Scania launches series production range of electric trucks
Scania has launched its first series production range of electric trucks, consisting of full-electric (right) and a plug-in hybrid (left).
Offered in both L- and P-series rigid guises, Scania’s e-trucks are aimed squarely at urban applications. The full-electric trucks are driven by a 230kW motor, which is the equivalent of 310hp (2,200Nm). They are offered with a choice of 165kWh or 300kWh battery packs, depending on the operator’s requirements. One battery is located in the former engine tunnel, while the remaining four (165kWh) or eight (300kWh) batteries are placed along the chassis rails.
Range is dependent on a number of factors, including application, weight and topography, but Scania says in 300kWh format, a distance of up to 250km can be achieved on a single charge. With five batteries, the range is reduced to a maximum of 130km. It takes 55 minutes to charge the five-battery truck from zero to 80% capacity, while the eight-battery vehicle requires a further 45 minutes. In addition, the batteries are continuously charged on the road through regenerative braking energy.

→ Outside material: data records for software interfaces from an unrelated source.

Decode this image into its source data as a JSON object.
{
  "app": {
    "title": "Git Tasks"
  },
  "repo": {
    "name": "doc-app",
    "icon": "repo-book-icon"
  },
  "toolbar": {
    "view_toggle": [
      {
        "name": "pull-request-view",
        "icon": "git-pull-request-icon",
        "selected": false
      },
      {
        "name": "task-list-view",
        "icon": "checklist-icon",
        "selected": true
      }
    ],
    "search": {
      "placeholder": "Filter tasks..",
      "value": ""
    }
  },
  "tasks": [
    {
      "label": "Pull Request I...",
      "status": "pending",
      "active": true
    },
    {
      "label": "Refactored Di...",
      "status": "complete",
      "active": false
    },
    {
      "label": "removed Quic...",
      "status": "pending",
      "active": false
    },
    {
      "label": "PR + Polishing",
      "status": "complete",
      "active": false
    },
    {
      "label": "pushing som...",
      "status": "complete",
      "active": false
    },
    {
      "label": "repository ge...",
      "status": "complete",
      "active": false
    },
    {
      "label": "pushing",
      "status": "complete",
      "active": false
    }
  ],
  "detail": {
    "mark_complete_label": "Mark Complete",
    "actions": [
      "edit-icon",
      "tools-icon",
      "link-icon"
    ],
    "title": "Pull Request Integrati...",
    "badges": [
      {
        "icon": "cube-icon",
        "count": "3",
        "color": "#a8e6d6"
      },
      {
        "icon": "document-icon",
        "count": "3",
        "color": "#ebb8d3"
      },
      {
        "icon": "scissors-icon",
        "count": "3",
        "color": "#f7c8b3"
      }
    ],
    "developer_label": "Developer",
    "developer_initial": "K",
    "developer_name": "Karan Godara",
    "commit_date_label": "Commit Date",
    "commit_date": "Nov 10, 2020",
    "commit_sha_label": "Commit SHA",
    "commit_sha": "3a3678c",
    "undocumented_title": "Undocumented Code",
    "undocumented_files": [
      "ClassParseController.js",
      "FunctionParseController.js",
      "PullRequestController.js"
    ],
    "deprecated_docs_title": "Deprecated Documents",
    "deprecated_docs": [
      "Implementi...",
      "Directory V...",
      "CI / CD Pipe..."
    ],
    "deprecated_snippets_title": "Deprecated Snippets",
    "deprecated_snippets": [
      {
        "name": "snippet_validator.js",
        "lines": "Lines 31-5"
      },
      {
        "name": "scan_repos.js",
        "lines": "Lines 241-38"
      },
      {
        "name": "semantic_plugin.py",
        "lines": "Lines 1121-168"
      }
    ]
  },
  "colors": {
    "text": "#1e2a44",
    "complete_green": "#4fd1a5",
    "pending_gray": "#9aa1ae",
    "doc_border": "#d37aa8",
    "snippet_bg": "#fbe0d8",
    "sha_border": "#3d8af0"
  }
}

Scania’s plug-in hybrid trucks, combine a regular 9-litre combustion engine (280hp–360hp) with an electric driveline. They utilise a 115kW electric motor, powered by three batteries with a combined capacity of 95kWh. The charging time from zero to 80% is approximately 35 minutes, and additionally they are charged on the move via regenerative braking. They can travel up to 60km in full electric mode, allowing the driver to switch from diesel to electric mode when entering an urban environment.
“Incorporating hybrid trucks into hauliers’ fleets is doubtless the simplest way of gaining experience of operating electric vehicles,” said Scania GB’s UK sales director Vincente Connolly. “Acting as a bridge between the different technologies, hybrids enable operators to gradually expand their fleets to include a greater proportion of electric vehicles. As clean air zones become more prevalent, they will also open up opportunities for operators based around cities looking to travel in for work.”
Scania’s president and CEO Henrik Henriksson, said a succession of further launches in other sectors will follow on an annual basis. “Of particular significance is that in a few years’ time we will also introduce long-distance electric trucks adapted for fast-charging during drivers’ compulsory 45-minute rest periods," he confirmed.
- To learn more about Scania’s e-trucks, pick up a copy of Commercial Motor (on sale Thursday 17 September.
Hauliers warned following spate of freight thefts
HGV drivers in Staffordshire are being urged to secure their vehicles and avoid laybys after a rise in freight crime in the county.
There has been an increase in lorries being targeted for their goods in recent weeks – in one incident thousands of pounds worth of televisions were stolen in Audley, north Staffs.
Police said they are now working in partnership with the Central Motorway Police Group, the national vehicle crime intelligence service and the RHA to increase patrols and target criminals, but they also said drivers need to do their bit too.
Chief Inspector Giles Parsons, commander of Stafford Neighbourhood Policing Team, said: “We fully appreciate the impact this type of crime has on drivers, haulage companies and businesses as a whole.
“We are fully committed to taking necessary and pro-active measures to ensure we catch those responsible - deterring them from committing further crime.
“It’s important you listen to the advice and take the necessary precautions when parking up within our county.”
Drivers are asked to plan their journey in advance and if possible avoid insecure parking locations such as laybys.
They should always secure their lorry if left unattended and lock trailer doors while driving.
In addition, they should park with the trailer doors close to another vehicle or wall and to lock the cab and remove keys when loading or unloading.